_Page and application data records:_
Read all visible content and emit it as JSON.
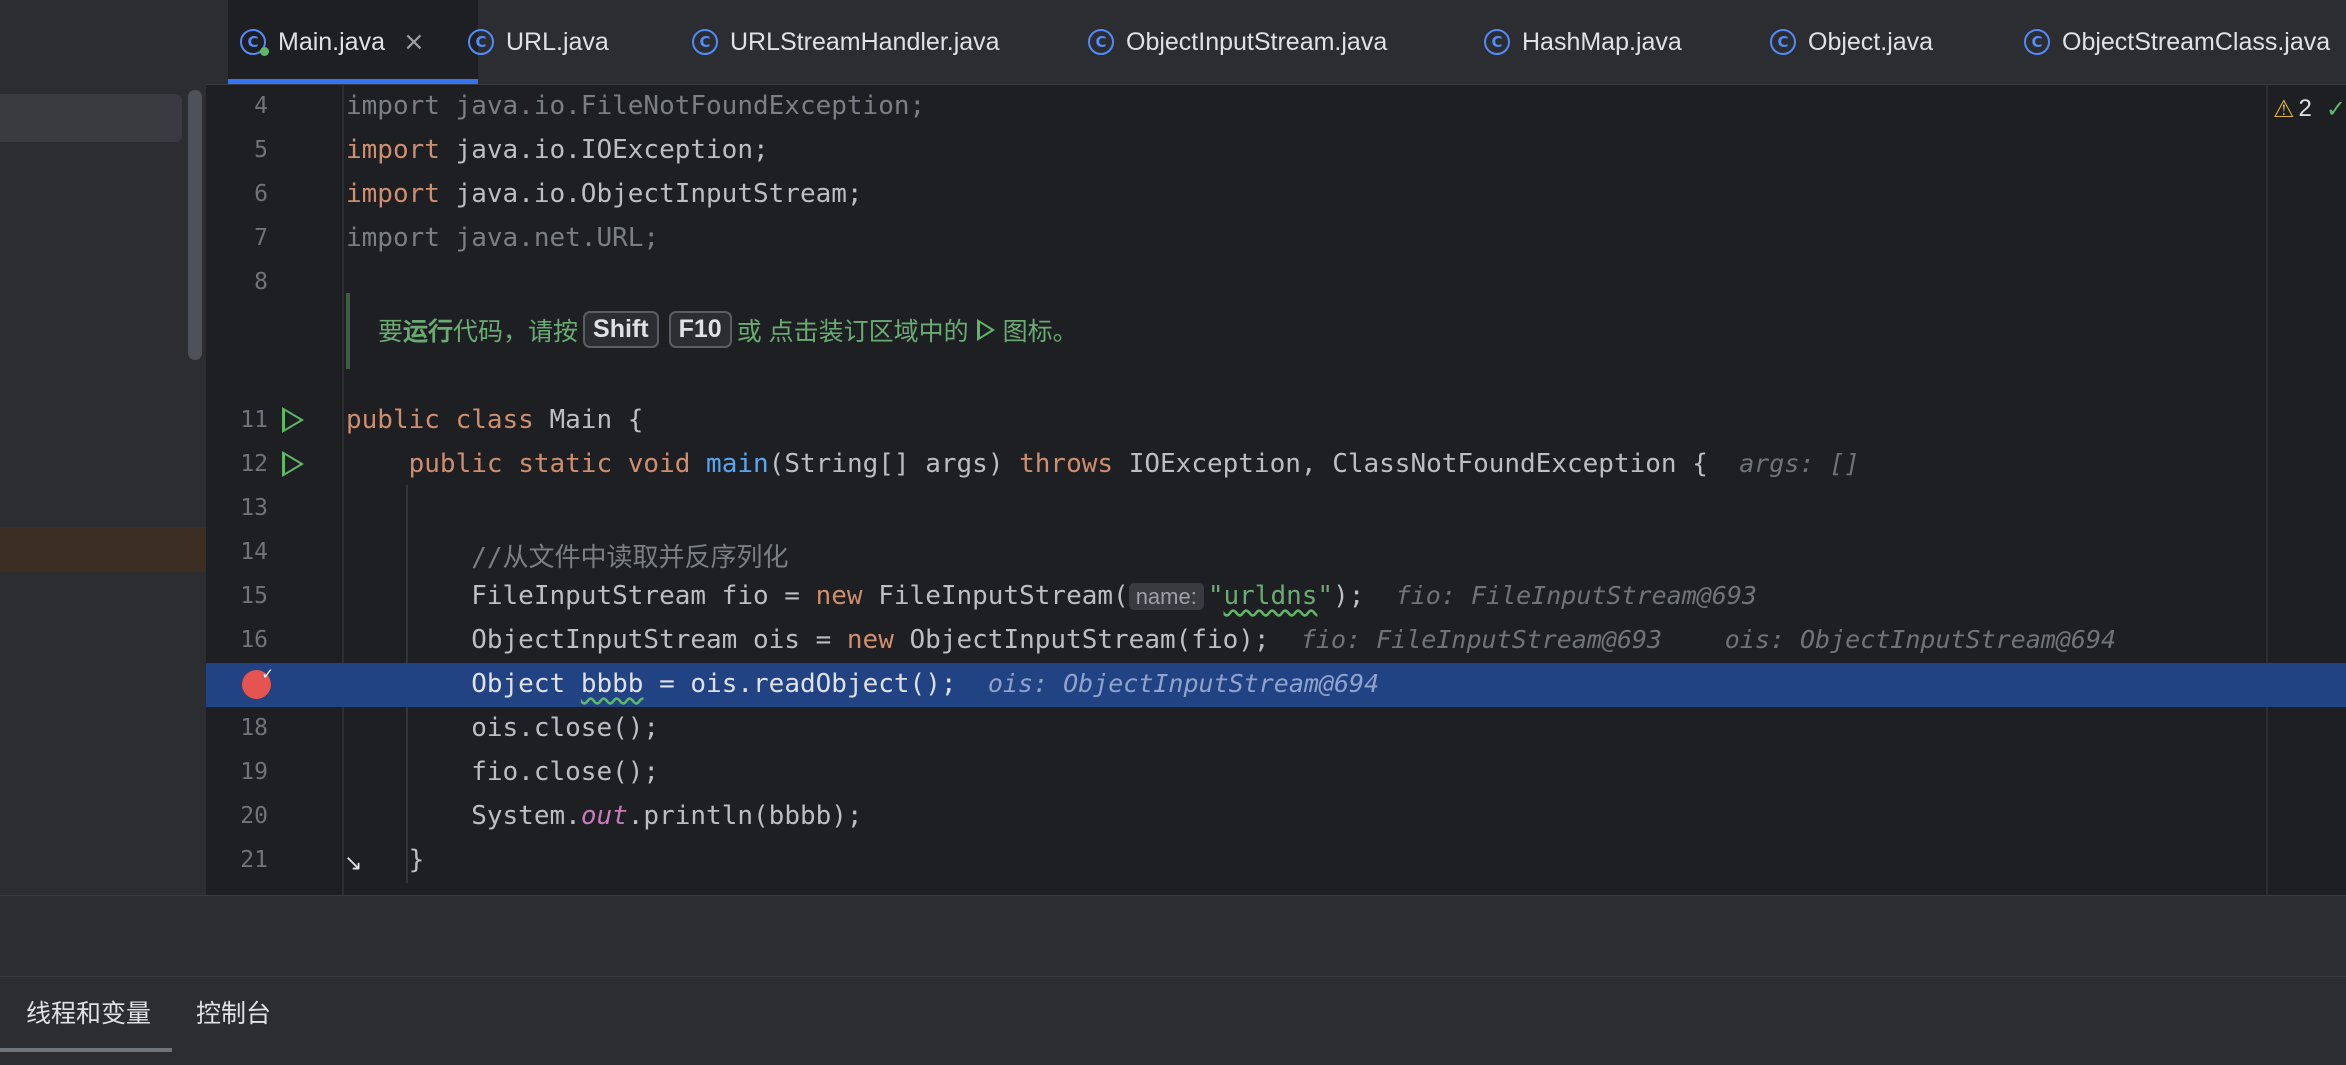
{
  "tabs": [
    {
      "label": "Main.java",
      "active": true,
      "icon": "class-icon-running"
    },
    {
      "label": "URL.java",
      "icon": "class-icon"
    },
    {
      "label": "URLStreamHandler.java",
      "icon": "class-icon"
    },
    {
      "label": "ObjectInputStream.java",
      "icon": "class-icon"
    },
    {
      "label": "HashMap.java",
      "icon": "class-icon"
    },
    {
      "label": "Object.java",
      "icon": "class-icon"
    },
    {
      "label": "ObjectStreamClass.java",
      "icon": "class-icon"
    }
  ],
  "close_symbol": "×",
  "editor": {
    "warnings_count": "2",
    "line_numbers": {
      "l4": "4",
      "l5": "5",
      "l6": "6",
      "l7": "7",
      "l8": "8",
      "l11": "11",
      "l12": "12",
      "l13": "13",
      "l14": "14",
      "l15": "15",
      "l16": "16",
      "l18": "18",
      "l19": "19",
      "l20": "20",
      "l21": "21"
    },
    "inlay_hint": {
      "prefix": "要",
      "run_word": "运行",
      "middle": "代码，请按",
      "key1": "Shift",
      "key2": "F10",
      "or": "或 点击装订区域中的",
      "suffix": "图标。"
    },
    "hints": {
      "args": "args: []",
      "param_name": "name:",
      "fio_l15": "fio: FileInputStream@693",
      "fio_l16": "fio: FileInputStream@693",
      "ois_l16": "ois: ObjectInputStream@694",
      "ois_l17": "ois: ObjectInputStream@694"
    },
    "comment": "//从文件中读取并反序列化"
  },
  "bottom_panel": {
    "tab_threads": "线程和变量",
    "tab_console": "控制台"
  }
}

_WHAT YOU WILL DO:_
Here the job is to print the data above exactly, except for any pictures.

_COMPLETED EXERCISE:_
Read all visible content and emit it as JSON.
{
  "tabs": [
    {
      "label": "Main.java",
      "active": true,
      "icon": "class-icon-running"
    },
    {
      "label": "URL.java",
      "icon": "class-icon"
    },
    {
      "label": "URLStreamHandler.java",
      "icon": "class-icon"
    },
    {
      "label": "ObjectInputStream.java",
      "icon": "class-icon"
    },
    {
      "label": "HashMap.java",
      "icon": "class-icon"
    },
    {
      "label": "Object.java",
      "icon": "class-icon"
    },
    {
      "label": "ObjectStreamClass.java",
      "icon": "class-icon"
    }
  ],
  "close_symbol": "×",
  "editor": {
    "warnings_count": "2",
    "line_numbers": {
      "l4": "4",
      "l5": "5",
      "l6": "6",
      "l7": "7",
      "l8": "8",
      "l11": "11",
      "l12": "12",
      "l13": "13",
      "l14": "14",
      "l15": "15",
      "l16": "16",
      "l18": "18",
      "l19": "19",
      "l20": "20",
      "l21": "21"
    },
    "inlay_hint": {
      "prefix": "要",
      "run_word": "运行",
      "middle": "代码，请按",
      "key1": "Shift",
      "key2": "F10",
      "or": "或 点击装订区域中的",
      "suffix": "图标。"
    },
    "hints": {
      "args": "args: []",
      "param_name": "name:",
      "fio_l15": "fio: FileInputStream@693",
      "fio_l16": "fio: FileInputStream@693",
      "ois_l16": "ois: ObjectInputStream@694",
      "ois_l17": "ois: ObjectInputStream@694"
    },
    "comment": "//从文件中读取并反序列化"
  },
  "bottom_panel": {
    "tab_threads": "线程和变量",
    "tab_console": "控制台"
  }
}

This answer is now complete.